Q&A: Adrienne Dixson shares how research has power to improve educational equity
University of Kentucky Professor Adrienne Dixson, Ph.D., says education research, when done well and with a focus on addressing inequity, can be quite powerful. Dixson is executive director of the Educational and Civil Rights Initiative at the UK College of Education and professor in the Department of Educational Leadership Studies. She is on special assignment as a program manager for the National Science Foundation's new Racial Equity in STEM Education program.
Today, she answers our questions about her career and how innovative and responsive scholarship can impact educational equity and help children receive a high-quality education.
UKNow: Your nationally recognized scholarship focuses on how educational equity is impacted by issues of race, class and gender and how they intersect. For those outside the field, can you explain some of what this entails?
Dixson: I am interested in why and how some students do well and others fail despite school policies that say they support all people regardless of background. So, many times we have policies that don’t often line up with practices by school leaders or even teachers.

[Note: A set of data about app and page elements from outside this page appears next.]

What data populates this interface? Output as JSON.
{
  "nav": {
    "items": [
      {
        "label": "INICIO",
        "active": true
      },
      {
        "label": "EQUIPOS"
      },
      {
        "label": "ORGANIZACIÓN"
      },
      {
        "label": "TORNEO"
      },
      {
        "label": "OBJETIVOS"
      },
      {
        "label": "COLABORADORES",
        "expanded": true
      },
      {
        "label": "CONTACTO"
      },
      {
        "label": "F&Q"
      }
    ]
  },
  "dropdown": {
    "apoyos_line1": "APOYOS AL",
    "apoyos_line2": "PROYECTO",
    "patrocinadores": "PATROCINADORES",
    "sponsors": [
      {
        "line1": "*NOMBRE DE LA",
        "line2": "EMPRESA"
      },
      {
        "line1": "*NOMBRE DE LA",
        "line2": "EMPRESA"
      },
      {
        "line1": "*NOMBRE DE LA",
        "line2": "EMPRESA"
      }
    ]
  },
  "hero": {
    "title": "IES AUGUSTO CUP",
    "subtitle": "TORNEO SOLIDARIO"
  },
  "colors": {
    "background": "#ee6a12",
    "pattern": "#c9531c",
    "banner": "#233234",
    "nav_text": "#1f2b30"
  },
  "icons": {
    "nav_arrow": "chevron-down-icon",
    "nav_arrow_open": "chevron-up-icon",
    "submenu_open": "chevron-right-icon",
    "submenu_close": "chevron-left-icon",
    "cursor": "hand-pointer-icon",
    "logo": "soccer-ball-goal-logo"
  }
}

We could call them biases, but often they are just practices that have become so embedded in schooling that we often taken them for granted.
UKNow: Prior to entering higher education, you started your career as a teacher in New Orleans. What did you teach and what was the experience like? Did your teaching career influence your decision to become a doctoral scholar and pursue a career in higher education?
Dixson: I was a sixth grade teacher. I taught all subjects. It was both the best professional experience I’ve ever had and the most grueling professional experience I’ve ever had.
Being a teacher in New Orleans absolutely influence me to pursue graduate study. Initially, I only wanted a master’s degree because I wanted to move up and create curriculum for the New Orleans Public Schools. The more I learned about culture, race and their impact on teaching and learning, the more I reflected on my own teaching and the context of my school, that I wanted to do research to effect change.
UKNow: We are currently in the middle of Black History Month, giving us the opportunity to reflect on the past, as well as look to the future. When you look at the 1954 Brown v. Board of Education Supreme Court decision, which legally ended racial segregation of schools, what remnants exist today? How can research focused on educational equity help eliminate the disparities we still encounter?
Dixson: I think remnants of Brown that reverberate across the p-20 spectrum of education is this belief that some children, “because of their background” are inherently unsuited for high quality education. Sadly, most of those children are Black and Latino. While no one says that out loud, we see those beliefs manifest in how we fund schools, who gets access to enriching and life changing educational experiences, who teaches our children and leads our schools.
Education research, when done well and with a focus on addressing inequity, can be quite powerful. Sadly, very few of our politicians who have influence and power, read it and use it to inform policies in ways that matter and will change the lives of students and communities.
UKNow: About 79% of all U.S. teachers identify as white/non-Hispanic, according to the latest data you have cited from the Pew Research Center and National Center for Education Statistics. Considering this, what efforts can teachers make to build their ability to engage with students in culturally relevant ways?
Dixson: I worry about this all the time. I think we need to transform how we not only train teachers, but the actual work of teaching. The structure of schooling and the school day has been fairly stable for over 50 years. If we treated teachers like intellectuals, the school structure would look very different. Teachers would have formal time to think, read, write and engage in inquiry. They’d be able to do this during the school day, not after school and on weekends. This would afford teachers time to learn and expand their thinking on a range of things. Right now, we rely on simplistic “fixes” like one off PD or just good that teachers will go learn on their own.
UKNow: That same data shows that Black teachers represent about 7% of all teachers in the U.S. How can educational equity research influence the recruitment and retention of Black educators?
Dixson: We know that the structure of teacher ed is cost prohibitive for many students of color. We can study that more intently. We can also do more research about the professional lives of teachers to understand why Black teachers leave and make changes to retain them.
UKNow: It seems your work has come full circle, in that you are now conducting research focused on education in a post-Katrina New Orleans. Can you explain what you’re looking at and how you hope it makes an impact?
Dixson: I am looking at the impact of education reform on Black people in New Orleans. My work speaks back to research that claims the reforms were and are positive. I want to make sure that the historical record reflects that Black people rejected and fought against the reforms. We continue to fight them even though we are out resourced and have very little political power right now to change them.
UKNow: You have said your work is anchored in the enduring concepts represented by symbols belonging to the Ashanti peoples of West Africa. For instance, the Sankofa looks to the past for lessons to guide the future. It symbolizes that mistakes are never too big to be undone. Does this concept give you hope for achieving greater equity in education?
Dixson: Yes, it does. These symbols remind me that our legacy is hope. As long as I wake up every day, I always hope that we will achieve equity.